• RECORDS SHOWN
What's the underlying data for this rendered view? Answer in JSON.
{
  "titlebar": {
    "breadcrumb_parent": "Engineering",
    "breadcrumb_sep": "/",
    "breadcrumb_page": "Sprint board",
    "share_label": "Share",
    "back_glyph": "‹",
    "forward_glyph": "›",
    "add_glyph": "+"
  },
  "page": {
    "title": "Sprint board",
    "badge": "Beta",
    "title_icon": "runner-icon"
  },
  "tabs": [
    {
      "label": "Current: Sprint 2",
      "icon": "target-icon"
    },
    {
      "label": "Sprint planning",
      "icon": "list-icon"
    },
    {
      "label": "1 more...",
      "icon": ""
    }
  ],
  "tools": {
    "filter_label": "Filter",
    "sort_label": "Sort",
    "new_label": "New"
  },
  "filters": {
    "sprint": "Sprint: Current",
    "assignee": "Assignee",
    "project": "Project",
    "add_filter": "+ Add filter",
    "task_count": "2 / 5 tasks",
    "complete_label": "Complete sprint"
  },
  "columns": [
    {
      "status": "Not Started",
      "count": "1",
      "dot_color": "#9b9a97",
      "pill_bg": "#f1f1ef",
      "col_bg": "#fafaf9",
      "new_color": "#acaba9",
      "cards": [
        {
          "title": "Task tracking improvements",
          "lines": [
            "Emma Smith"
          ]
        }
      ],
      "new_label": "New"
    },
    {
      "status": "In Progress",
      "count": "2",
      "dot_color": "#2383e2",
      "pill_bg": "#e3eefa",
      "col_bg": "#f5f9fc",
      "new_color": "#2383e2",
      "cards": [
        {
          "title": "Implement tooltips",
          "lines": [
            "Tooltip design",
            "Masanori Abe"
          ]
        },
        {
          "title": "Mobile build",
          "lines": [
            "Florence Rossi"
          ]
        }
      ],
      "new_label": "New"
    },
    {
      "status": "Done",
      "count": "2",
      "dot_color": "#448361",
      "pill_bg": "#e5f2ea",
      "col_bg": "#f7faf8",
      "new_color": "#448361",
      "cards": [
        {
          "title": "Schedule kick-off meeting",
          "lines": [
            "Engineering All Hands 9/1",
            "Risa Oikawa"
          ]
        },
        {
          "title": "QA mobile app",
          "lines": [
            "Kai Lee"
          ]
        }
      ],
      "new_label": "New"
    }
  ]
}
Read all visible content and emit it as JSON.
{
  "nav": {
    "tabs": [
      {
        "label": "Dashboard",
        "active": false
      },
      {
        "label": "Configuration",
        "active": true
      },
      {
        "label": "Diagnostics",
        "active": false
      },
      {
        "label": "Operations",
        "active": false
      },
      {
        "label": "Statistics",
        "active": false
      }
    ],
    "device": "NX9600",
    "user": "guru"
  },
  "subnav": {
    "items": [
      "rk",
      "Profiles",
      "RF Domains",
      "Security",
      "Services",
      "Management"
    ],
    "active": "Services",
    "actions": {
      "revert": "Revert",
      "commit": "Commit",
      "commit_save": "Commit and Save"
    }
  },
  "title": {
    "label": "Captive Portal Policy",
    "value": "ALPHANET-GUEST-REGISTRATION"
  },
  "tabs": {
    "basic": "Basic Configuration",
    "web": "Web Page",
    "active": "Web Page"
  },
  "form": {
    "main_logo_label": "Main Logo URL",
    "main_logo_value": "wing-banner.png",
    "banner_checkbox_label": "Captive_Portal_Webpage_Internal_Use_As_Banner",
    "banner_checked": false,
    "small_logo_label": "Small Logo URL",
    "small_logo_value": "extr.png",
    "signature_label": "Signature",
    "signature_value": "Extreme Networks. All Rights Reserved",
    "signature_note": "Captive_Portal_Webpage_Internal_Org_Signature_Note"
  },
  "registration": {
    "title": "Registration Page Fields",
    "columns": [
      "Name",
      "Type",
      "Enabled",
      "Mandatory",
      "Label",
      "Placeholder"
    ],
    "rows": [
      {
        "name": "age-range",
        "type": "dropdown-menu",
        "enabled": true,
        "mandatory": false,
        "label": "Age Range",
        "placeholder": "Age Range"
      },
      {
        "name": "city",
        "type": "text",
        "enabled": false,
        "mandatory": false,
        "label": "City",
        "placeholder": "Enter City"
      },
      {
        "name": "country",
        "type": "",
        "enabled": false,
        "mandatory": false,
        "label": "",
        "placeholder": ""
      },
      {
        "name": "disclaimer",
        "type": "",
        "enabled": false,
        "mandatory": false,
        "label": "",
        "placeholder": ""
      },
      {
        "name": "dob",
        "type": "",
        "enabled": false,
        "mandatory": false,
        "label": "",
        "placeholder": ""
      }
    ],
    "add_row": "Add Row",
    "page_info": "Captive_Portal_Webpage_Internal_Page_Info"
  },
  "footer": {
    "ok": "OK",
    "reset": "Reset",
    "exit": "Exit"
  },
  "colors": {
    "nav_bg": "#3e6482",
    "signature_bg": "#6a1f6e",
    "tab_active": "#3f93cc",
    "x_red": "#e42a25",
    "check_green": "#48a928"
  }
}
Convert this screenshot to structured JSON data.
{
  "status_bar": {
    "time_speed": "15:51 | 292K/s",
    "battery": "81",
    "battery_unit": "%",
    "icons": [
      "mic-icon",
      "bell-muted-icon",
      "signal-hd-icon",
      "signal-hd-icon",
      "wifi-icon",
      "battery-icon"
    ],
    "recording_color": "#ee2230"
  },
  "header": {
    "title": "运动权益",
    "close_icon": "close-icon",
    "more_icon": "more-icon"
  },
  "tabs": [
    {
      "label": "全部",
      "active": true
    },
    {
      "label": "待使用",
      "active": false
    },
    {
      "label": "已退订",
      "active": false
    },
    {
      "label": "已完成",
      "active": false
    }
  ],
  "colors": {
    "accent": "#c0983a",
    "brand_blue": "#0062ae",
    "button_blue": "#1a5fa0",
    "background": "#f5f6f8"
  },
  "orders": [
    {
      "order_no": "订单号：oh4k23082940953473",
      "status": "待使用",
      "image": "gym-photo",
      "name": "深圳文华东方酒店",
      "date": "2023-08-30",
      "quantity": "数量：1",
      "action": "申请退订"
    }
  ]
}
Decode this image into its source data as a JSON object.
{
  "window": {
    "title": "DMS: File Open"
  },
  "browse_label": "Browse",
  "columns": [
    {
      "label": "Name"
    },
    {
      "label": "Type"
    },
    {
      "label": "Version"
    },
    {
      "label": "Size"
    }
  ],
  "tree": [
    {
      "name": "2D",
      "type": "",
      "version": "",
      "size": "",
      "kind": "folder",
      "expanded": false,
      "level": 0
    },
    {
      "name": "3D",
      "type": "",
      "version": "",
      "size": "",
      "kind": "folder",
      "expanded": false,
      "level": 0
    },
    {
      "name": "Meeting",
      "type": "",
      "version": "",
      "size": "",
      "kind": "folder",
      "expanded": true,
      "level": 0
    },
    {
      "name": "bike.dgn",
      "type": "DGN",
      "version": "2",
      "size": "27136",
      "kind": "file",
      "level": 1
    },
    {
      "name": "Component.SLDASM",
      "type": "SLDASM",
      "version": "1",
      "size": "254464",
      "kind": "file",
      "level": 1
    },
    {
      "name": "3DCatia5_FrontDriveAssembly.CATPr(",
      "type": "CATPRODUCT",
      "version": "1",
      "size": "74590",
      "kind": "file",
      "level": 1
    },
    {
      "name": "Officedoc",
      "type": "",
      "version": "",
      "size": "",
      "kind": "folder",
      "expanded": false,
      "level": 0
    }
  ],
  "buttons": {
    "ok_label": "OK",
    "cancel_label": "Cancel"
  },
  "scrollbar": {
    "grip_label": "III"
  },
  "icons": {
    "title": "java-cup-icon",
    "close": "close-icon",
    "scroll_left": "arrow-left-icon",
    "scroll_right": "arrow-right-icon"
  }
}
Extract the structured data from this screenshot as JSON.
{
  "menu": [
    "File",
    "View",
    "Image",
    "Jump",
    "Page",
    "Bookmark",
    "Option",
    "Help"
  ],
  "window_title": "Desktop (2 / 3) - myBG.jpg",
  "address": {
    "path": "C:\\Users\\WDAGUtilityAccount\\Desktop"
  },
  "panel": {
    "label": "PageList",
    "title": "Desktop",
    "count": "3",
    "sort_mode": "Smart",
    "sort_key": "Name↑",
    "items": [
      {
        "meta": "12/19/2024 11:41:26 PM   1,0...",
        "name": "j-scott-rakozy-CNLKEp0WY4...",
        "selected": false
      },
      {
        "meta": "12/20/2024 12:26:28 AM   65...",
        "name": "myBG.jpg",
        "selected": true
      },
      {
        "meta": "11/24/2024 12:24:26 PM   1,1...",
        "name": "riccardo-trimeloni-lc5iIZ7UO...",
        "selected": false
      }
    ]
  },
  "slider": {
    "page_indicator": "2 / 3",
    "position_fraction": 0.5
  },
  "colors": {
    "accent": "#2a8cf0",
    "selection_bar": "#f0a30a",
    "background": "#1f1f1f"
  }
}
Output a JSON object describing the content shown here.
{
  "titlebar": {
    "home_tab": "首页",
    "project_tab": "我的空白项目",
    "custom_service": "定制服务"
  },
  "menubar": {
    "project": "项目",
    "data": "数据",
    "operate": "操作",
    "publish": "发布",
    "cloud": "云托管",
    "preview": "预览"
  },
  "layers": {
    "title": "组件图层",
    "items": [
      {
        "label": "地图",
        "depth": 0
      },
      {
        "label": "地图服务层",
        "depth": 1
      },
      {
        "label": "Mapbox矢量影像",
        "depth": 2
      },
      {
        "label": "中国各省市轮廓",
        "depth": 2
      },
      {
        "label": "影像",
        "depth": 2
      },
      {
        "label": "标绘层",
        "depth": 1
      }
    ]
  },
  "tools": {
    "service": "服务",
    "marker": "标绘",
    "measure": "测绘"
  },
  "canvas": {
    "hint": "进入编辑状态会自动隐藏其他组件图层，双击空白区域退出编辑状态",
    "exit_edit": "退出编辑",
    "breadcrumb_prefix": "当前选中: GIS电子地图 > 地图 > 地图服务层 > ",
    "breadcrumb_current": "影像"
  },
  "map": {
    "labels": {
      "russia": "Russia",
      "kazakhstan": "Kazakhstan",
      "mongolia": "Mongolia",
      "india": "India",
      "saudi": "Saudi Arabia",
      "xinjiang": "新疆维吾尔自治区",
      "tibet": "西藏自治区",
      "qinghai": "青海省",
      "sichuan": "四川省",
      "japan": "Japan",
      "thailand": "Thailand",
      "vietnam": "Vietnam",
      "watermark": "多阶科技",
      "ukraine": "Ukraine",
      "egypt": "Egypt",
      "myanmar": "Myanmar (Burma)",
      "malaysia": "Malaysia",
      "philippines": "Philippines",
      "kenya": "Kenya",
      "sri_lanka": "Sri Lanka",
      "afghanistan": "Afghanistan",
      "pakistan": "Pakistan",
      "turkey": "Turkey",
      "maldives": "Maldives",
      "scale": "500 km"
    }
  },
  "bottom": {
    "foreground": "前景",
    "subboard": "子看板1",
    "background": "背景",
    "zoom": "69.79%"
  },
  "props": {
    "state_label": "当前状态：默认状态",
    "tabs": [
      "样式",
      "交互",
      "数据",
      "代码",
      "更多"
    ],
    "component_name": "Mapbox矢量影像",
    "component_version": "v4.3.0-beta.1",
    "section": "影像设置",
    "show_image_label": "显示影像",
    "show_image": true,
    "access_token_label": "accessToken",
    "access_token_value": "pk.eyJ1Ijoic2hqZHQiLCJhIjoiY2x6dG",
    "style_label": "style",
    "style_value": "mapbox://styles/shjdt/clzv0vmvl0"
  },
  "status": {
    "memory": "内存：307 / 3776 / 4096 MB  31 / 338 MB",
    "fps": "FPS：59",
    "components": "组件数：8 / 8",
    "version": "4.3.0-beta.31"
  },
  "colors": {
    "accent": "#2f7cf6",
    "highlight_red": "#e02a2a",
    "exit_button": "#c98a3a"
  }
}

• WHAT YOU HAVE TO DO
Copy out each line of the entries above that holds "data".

• OUTPUT
What's the underlying data for this rendered view? Answer in JSON.
Convert this screenshot to structured JSON data.
Decode this image into its source data as a JSON object.
Extract the structured data from this screenshot as JSON.
    "data": "数据",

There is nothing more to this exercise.